* _WHAT THIS TASK INVOLVES_:
Write out the entries again. Match each one exactly.

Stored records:
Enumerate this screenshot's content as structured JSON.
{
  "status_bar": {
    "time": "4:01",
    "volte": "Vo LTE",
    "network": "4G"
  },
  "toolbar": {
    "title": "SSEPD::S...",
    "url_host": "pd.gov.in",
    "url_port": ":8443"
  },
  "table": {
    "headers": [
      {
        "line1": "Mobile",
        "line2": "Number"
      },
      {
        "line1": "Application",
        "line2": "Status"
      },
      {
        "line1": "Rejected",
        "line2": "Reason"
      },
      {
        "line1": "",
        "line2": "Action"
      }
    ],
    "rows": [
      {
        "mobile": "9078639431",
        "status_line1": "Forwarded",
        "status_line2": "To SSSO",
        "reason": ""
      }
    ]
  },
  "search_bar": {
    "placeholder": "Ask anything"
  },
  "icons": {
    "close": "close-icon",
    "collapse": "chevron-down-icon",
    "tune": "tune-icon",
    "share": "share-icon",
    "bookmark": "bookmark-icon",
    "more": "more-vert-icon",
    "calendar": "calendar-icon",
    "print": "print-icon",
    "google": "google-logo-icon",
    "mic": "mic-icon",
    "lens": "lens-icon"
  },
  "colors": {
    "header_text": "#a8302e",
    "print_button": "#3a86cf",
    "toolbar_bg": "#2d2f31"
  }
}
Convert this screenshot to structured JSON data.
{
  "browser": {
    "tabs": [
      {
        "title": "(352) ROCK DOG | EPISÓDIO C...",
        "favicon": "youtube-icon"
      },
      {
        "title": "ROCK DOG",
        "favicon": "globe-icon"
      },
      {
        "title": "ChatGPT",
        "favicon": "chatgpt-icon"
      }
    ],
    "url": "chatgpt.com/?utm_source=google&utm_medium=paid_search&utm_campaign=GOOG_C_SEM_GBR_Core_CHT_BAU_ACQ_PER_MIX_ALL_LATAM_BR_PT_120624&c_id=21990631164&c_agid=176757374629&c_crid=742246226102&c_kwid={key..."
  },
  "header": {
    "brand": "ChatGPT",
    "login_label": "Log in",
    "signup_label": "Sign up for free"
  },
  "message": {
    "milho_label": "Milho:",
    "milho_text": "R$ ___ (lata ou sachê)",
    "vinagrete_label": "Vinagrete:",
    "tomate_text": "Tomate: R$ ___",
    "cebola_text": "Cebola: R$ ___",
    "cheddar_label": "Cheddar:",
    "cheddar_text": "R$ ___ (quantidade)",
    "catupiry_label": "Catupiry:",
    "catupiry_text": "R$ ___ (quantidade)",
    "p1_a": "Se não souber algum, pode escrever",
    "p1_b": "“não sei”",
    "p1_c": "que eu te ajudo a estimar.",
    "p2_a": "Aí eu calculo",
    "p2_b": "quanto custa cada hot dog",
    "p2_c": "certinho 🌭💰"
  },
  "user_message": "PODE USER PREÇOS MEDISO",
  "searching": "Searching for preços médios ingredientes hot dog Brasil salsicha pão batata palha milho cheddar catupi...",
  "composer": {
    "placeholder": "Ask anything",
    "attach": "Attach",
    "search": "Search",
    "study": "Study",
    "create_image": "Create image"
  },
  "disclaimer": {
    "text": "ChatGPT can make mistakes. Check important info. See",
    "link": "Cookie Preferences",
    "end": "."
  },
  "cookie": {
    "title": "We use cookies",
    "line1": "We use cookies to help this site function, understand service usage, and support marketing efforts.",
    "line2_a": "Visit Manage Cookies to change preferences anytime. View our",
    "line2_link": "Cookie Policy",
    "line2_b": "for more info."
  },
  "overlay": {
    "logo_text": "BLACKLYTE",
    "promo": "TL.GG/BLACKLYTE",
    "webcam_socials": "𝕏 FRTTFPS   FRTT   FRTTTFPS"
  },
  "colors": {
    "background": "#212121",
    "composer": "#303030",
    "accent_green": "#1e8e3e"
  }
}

* _RESULT OF THIS TASK_:
Enumerate this screenshot's content as structured JSON.
{
  "status_bar": {
    "time": "4:01",
    "volte": "Vo LTE",
    "network": "4G"
  },
  "toolbar": {
    "title": "SSEPD::S...",
    "url_host": "pd.gov.in",
    "url_port": ":8443"
  },
  "table": {
    "headers": [
      {
        "line1": "Mobile",
        "line2": "Number"
      },
      {
        "line1": "Application",
        "line2": "Status"
      },
      {
        "line1": "Rejected",
        "line2": "Reason"
      },
      {
        "line1": "",
        "line2": "Action"
      }
    ],
    "rows": [
      {
        "mobile": "9078639431",
        "status_line1": "Forwarded",
        "status_line2": "To SSSO",
        "reason": ""
      }
    ]
  },
  "search_bar": {
    "placeholder": "Ask anything"
  },
  "icons": {
    "close": "close-icon",
    "collapse": "chevron-down-icon",
    "tune": "tune-icon",
    "share": "share-icon",
    "bookmark": "bookmark-icon",
    "more": "more-vert-icon",
    "calendar": "calendar-icon",
    "print": "print-icon",
    "google": "google-logo-icon",
    "mic": "mic-icon",
    "lens": "lens-icon"
  },
  "colors": {
    "header_text": "#a8302e",
    "print_button": "#3a86cf",
    "toolbar_bg": "#2d2f31"
  }
}
Convert this screenshot to structured JSON data.
{
  "browser": {
    "tabs": [
      {
        "title": "(352) ROCK DOG | EPISÓDIO C...",
        "favicon": "youtube-icon"
      },
      {
        "title": "ROCK DOG",
        "favicon": "globe-icon"
      },
      {
        "title": "ChatGPT",
        "favicon": "chatgpt-icon"
      }
    ],
    "url": "chatgpt.com/?utm_source=google&utm_medium=paid_search&utm_campaign=GOOG_C_SEM_GBR_Core_CHT_BAU_ACQ_PER_MIX_ALL_LATAM_BR_PT_120624&c_id=21990631164&c_agid=176757374629&c_crid=742246226102&c_kwid={key..."
  },
  "header": {
    "brand": "ChatGPT",
    "login_label": "Log in",
    "signup_label": "Sign up for free"
  },
  "message": {
    "milho_label": "Milho:",
    "milho_text": "R$ ___ (lata ou sachê)",
    "vinagrete_label": "Vinagrete:",
    "tomate_text": "Tomate: R$ ___",
    "cebola_text": "Cebola: R$ ___",
    "cheddar_label": "Cheddar:",
    "cheddar_text": "R$ ___ (quantidade)",
    "catupiry_label": "Catupiry:",
    "catupiry_text": "R$ ___ (quantidade)",
    "p1_a": "Se não souber algum, pode escrever",
    "p1_b": "“não sei”",
    "p1_c": "que eu te ajudo a estimar.",
    "p2_a": "Aí eu calculo",
    "p2_b": "quanto custa cada hot dog",
    "p2_c": "certinho 🌭💰"
  },
  "user_message": "PODE USER PREÇOS MEDISO",
  "searching": "Searching for preços médios ingredientes hot dog Brasil salsicha pão batata palha milho cheddar catupi...",
  "composer": {
    "placeholder": "Ask anything",
    "attach": "Attach",
    "search": "Search",
    "study": "Study",
    "create_image": "Create image"
  },
  "disclaimer": {
    "text": "ChatGPT can make mistakes. Check important info. See",
    "link": "Cookie Preferences",
    "end": "."
  },
  "cookie": {
    "title": "We use cookies",
    "line1": "We use cookies to help this site function, understand service usage, and support marketing efforts.",
    "line2_a": "Visit Manage Cookies to change preferences anytime. View our",
    "line2_link": "Cookie Policy",
    "line2_b": "for more info."
  },
  "overlay": {
    "logo_text": "BLACKLYTE",
    "promo": "TL.GG/BLACKLYTE",
    "webcam_socials": "𝕏 FRTTFPS   FRTT   FRTTTFPS"
  },
  "colors": {
    "background": "#212121",
    "composer": "#303030",
    "accent_green": "#1e8e3e"
  }
}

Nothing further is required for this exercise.